How do you prepare for logical reasoning? What should you study? How much should you exercise?
This is probably the hottest issue around IMAT, and most candidates struggle to find the right way to approach this subject.
Let’s start from the beginning. Until 2018, logical reasoning had 20 questions, and general knowledge had 2 instead.
The great revolution of the 2019 test is an upheaval in the proportion of quizzes for this subject. Since 2019, logical reasoning has been reduced to 10 questions, leaving more space for general knowledge, which now counts 12 questions.
Some people think this is a blessing, while others are already tearing their hair out.
Don’t panic now: let’s try to find the best way to solve this enigmatic subject’s questions.
Logical reasoning questions are divided into critical thinking and problem-solving.
In the Critical Thinking category, there are seven different specific types of questions:
- Summarising the main conclusion
- Drawing a conclusion
- Identifying an assumption
- Assessing the impact of additional evidence
- Detecting reasoning errors
- Matching arguments
- Applying principles
These questions involve reasoning used in our everyday written language, focusing on the skills involved in evaluating and understanding arguments.
Problem-solving involves reasoning using numerical and spatial skills. Most of these questions fall into three main categories:
- Relevant Selection
- Finding Procedures
- Identifying Similarity
No previous knowledge is required: all the information you need is in the question text.

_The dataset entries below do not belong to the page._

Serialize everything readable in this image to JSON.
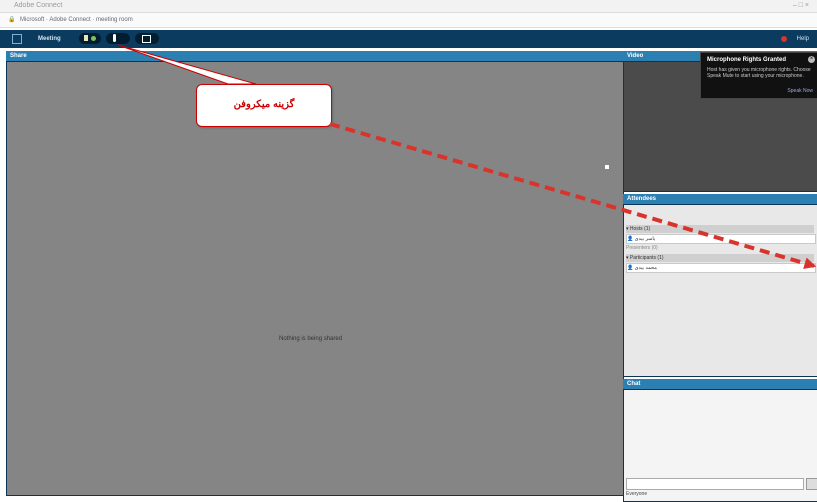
{
  "window": {
    "title": "Adobe Connect"
  },
  "address": {
    "url": "Microsoft · Adobe Connect · meeting room"
  },
  "menubar": {
    "meeting_label": "Meeting",
    "help_label": "Help"
  },
  "panels": {
    "share_title": "Share",
    "share_message": "Nothing is being shared",
    "video_title": "Video",
    "attendees_title": "Attendees",
    "chat_title": "Chat",
    "chat_to": "Everyone"
  },
  "attendees": {
    "host_group": "Hosts (1)",
    "host_name": "یاسر بیدی",
    "host_sub": "Presenters (0)",
    "participant_group": "Participants (1)",
    "participant_name": "محمد بیدی"
  },
  "toast": {
    "title": "Microphone Rights Granted",
    "body": "Host has given you microphone rights. Choose Speak Mute to start using your microphone.",
    "link": "Speak Now"
  },
  "annotation": {
    "text": "گزینه میکروفن"
  }
}
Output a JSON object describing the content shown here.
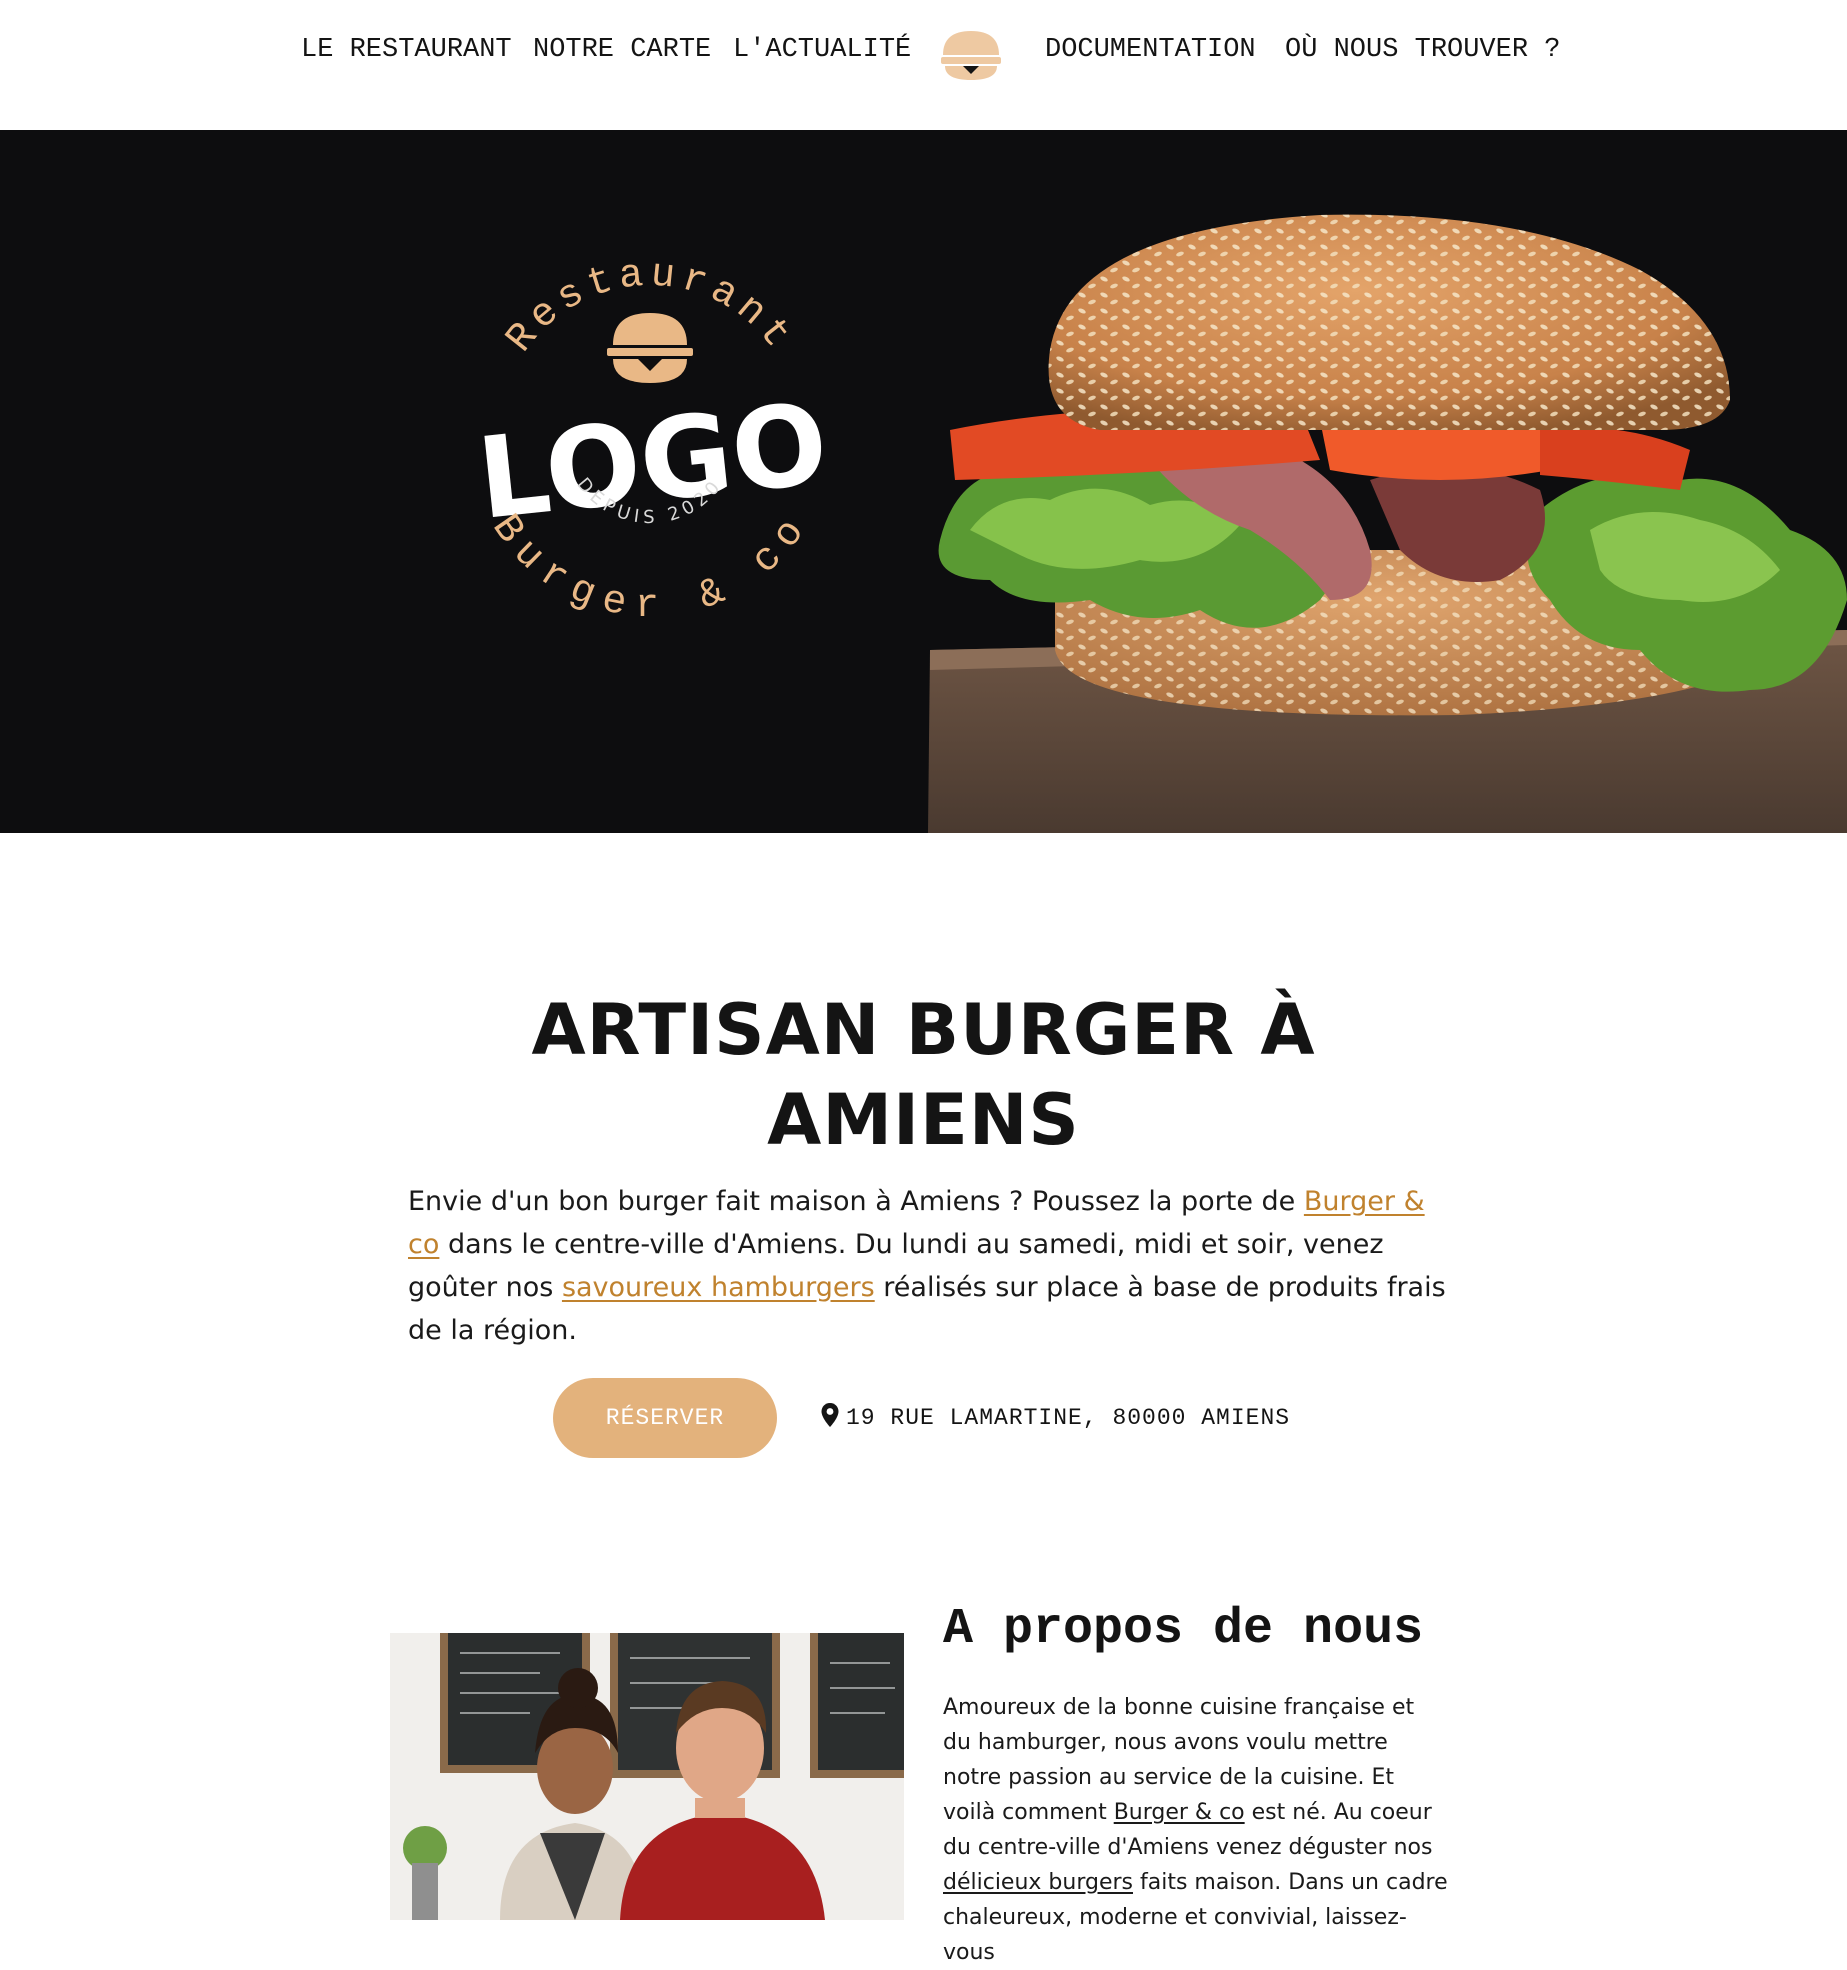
{
  "nav": {
    "items": [
      {
        "label": "LE RESTAURANT"
      },
      {
        "label": "NOTRE CARTE"
      },
      {
        "label": "L'ACTUALITÉ"
      },
      {
        "label": "DOCUMENTATION"
      },
      {
        "label": "OÙ NOUS TROUVER ?"
      }
    ],
    "logo_icon": "burger-icon"
  },
  "hero": {
    "logo": {
      "top_arc": "Restaurant",
      "main": "LOGO",
      "since": "DEPUIS 2020",
      "bottom_arc": "Burger & co"
    }
  },
  "intro": {
    "title_line1": "ARTISAN BURGER À",
    "title_line2": "AMIENS",
    "text_1": "Envie d'un bon burger fait maison à Amiens ? Poussez la porte de ",
    "link_1": "Burger & co",
    "text_2": " dans le centre-ville d'Amiens. Du lundi au samedi, midi et soir, venez goûter nos ",
    "link_2": "savoureux hamburgers",
    "text_3": " réalisés sur place à base de produits frais de la région.",
    "reserve_label": "RÉSERVER",
    "address_icon": "map-pin-icon",
    "address": "19 RUE LAMARTINE, 80000 AMIENS"
  },
  "about": {
    "title": "A propos de nous",
    "text_1": "Amoureux de la bonne cuisine française et du hamburger, nous avons voulu mettre notre passion au service de la cuisine. Et voilà comment ",
    "link_1": "Burger & co",
    "text_2": " est né. Au coeur du centre-ville d'Amiens venez déguster nos ",
    "link_2": "délicieux burgers",
    "text_3": " faits maison. Dans un cadre chaleureux, moderne et convivial, laissez-vous"
  },
  "colors": {
    "accent": "#e3b27c",
    "link": "#c0822e",
    "hero_bg": "#0d0d0f",
    "text": "#141414"
  }
}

So the most crucial step is to get acquainted with this type of questions.
The more you practice, the easier it is to solve them.
Questions can be wide-ranging, both in terms of topics and, above all, in terms of difficulty. You must remember one fundamental rule: an easy exercise is easy for everyone. It is, therefore, essential to solving it, as most participants are likely to answer correctly.
Likewise, a complex question is equally challenging for everybody else. Not solving it will not be a disadvantage, but getting it right will allow you to make a difference.
Practise also helps you to understand which quizzes you are better at and which ones trouble you most. Work on the latter first.
How should you prepare?
As we often say, practice makes perfect. Logical reasoning, above all other topics, requires a lot of training.
Doing tons of exercises will make you fast and efficient and, most importantly, prevent you from being ‘caught out’ on the test day.
Any book containing many quizzes, possibly divided by type, is acceptable.
Unfortunately, in most countries, high school does not prepare you well for this type of question. Thus it will take some time to get the hang of it and some new material.
Worried because you are not a native English speaker? If you fear it will take you longer to read the texts of the questions, practice by reading books in English (it may also help you feel less guilty when you go to the beach instead of studying).
In conclusion, don’t stress too much! Logical reasoning is an essential part of the test, but it is within everyone’s reach. All you need is confidence and practice.